→ **WHAT IS BEING ASKED**: Report all lines in the records that hold the string "summary".

+ + + + +

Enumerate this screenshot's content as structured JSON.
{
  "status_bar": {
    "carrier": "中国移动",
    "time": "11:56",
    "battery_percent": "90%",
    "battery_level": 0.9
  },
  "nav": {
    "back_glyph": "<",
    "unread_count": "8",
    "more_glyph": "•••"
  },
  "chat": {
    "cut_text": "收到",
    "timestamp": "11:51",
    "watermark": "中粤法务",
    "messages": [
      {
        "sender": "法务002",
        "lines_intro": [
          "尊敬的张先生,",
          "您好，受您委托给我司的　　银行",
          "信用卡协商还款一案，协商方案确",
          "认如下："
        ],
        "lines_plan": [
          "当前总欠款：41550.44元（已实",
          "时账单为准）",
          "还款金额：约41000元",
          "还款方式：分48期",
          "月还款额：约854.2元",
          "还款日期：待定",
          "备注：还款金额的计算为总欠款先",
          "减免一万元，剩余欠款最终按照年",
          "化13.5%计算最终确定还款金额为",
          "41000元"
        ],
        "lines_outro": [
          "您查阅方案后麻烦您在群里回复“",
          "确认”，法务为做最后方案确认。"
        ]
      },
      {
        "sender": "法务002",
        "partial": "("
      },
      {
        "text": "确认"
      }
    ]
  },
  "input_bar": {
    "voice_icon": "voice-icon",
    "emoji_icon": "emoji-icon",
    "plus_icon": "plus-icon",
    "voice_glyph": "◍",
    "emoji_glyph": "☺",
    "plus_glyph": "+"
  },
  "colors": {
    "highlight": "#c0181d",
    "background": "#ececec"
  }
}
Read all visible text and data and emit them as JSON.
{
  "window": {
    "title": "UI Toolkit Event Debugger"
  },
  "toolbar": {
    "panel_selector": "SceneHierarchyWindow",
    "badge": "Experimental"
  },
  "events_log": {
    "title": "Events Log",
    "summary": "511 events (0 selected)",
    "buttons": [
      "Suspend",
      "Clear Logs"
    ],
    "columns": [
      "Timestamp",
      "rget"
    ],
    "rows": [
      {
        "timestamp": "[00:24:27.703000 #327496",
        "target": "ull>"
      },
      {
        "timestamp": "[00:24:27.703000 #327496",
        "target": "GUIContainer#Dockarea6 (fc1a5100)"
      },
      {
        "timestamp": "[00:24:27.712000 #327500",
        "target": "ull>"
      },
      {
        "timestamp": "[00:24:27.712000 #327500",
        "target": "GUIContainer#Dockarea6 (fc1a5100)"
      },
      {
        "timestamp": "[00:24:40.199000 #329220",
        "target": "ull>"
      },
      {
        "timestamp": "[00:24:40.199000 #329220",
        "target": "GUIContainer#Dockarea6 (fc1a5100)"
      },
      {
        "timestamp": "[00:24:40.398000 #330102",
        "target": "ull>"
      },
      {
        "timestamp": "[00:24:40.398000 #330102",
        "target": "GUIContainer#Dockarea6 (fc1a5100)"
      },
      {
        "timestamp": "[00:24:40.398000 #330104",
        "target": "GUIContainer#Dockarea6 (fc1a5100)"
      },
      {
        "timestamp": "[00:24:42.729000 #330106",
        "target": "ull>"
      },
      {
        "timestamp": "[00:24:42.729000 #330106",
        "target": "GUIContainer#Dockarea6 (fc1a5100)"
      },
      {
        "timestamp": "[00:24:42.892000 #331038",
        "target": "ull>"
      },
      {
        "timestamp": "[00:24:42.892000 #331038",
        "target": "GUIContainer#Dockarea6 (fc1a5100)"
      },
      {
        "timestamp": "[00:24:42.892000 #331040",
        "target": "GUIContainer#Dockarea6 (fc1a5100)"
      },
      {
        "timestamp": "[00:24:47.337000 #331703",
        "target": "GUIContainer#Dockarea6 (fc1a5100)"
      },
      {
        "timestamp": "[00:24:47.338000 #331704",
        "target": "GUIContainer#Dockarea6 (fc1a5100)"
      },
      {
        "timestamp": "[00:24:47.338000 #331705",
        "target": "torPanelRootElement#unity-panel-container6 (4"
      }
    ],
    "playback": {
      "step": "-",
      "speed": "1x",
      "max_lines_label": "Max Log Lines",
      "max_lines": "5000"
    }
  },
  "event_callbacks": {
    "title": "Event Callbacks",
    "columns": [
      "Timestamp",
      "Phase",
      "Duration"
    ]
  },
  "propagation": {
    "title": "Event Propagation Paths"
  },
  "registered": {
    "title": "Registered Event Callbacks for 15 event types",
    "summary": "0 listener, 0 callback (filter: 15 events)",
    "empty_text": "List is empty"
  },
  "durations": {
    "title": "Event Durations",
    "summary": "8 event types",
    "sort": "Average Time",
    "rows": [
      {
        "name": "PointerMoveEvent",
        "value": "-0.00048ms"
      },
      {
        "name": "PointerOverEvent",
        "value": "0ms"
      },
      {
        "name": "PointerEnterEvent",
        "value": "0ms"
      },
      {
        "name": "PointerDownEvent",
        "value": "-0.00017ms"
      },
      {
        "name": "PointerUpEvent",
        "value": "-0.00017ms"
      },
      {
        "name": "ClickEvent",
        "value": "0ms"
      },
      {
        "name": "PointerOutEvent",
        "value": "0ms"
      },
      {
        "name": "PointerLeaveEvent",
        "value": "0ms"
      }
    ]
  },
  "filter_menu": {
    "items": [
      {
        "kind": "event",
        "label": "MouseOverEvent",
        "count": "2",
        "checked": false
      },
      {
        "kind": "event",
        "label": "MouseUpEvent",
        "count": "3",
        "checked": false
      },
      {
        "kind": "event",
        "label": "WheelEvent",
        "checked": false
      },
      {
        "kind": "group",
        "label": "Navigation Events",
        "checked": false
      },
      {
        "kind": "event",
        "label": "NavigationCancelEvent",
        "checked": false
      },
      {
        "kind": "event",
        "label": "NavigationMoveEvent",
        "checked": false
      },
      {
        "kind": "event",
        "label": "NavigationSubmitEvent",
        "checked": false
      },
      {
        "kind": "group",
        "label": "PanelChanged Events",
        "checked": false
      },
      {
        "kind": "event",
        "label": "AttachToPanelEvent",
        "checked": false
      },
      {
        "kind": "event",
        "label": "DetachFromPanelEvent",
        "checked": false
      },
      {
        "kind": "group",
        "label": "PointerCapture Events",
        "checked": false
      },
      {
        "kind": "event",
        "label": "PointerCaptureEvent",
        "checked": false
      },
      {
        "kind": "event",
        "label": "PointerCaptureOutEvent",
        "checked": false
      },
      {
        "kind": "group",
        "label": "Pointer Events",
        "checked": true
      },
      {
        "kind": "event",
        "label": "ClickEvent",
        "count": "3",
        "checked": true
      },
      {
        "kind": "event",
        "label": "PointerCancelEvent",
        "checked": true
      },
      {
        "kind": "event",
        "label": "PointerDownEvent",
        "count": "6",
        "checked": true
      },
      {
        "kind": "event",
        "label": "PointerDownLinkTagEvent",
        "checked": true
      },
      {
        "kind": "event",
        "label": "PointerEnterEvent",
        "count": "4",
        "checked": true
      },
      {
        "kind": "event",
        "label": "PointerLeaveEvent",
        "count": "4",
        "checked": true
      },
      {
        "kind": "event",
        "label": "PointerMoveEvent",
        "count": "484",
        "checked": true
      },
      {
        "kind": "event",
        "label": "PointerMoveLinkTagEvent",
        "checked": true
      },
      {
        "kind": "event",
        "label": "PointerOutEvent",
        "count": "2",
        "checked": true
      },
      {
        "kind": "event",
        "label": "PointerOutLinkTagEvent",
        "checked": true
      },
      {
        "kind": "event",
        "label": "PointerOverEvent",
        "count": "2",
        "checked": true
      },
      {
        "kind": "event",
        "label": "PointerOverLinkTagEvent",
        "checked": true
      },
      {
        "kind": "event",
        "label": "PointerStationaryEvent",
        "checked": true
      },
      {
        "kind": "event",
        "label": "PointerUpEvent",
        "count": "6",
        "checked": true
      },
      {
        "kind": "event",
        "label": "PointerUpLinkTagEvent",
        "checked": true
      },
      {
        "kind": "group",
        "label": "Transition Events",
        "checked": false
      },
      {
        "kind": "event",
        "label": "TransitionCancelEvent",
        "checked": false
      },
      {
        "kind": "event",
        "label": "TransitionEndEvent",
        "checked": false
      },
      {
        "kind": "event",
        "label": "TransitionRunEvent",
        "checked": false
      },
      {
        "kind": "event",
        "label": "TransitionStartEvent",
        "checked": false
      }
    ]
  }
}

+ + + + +

→ **RESULT OF THE EXERCISE**:
    "summary": "511 events (0 selected)",
    "summary": "0 listener, 0 callback (filter: 15 events)",
    "summary": "8 event types",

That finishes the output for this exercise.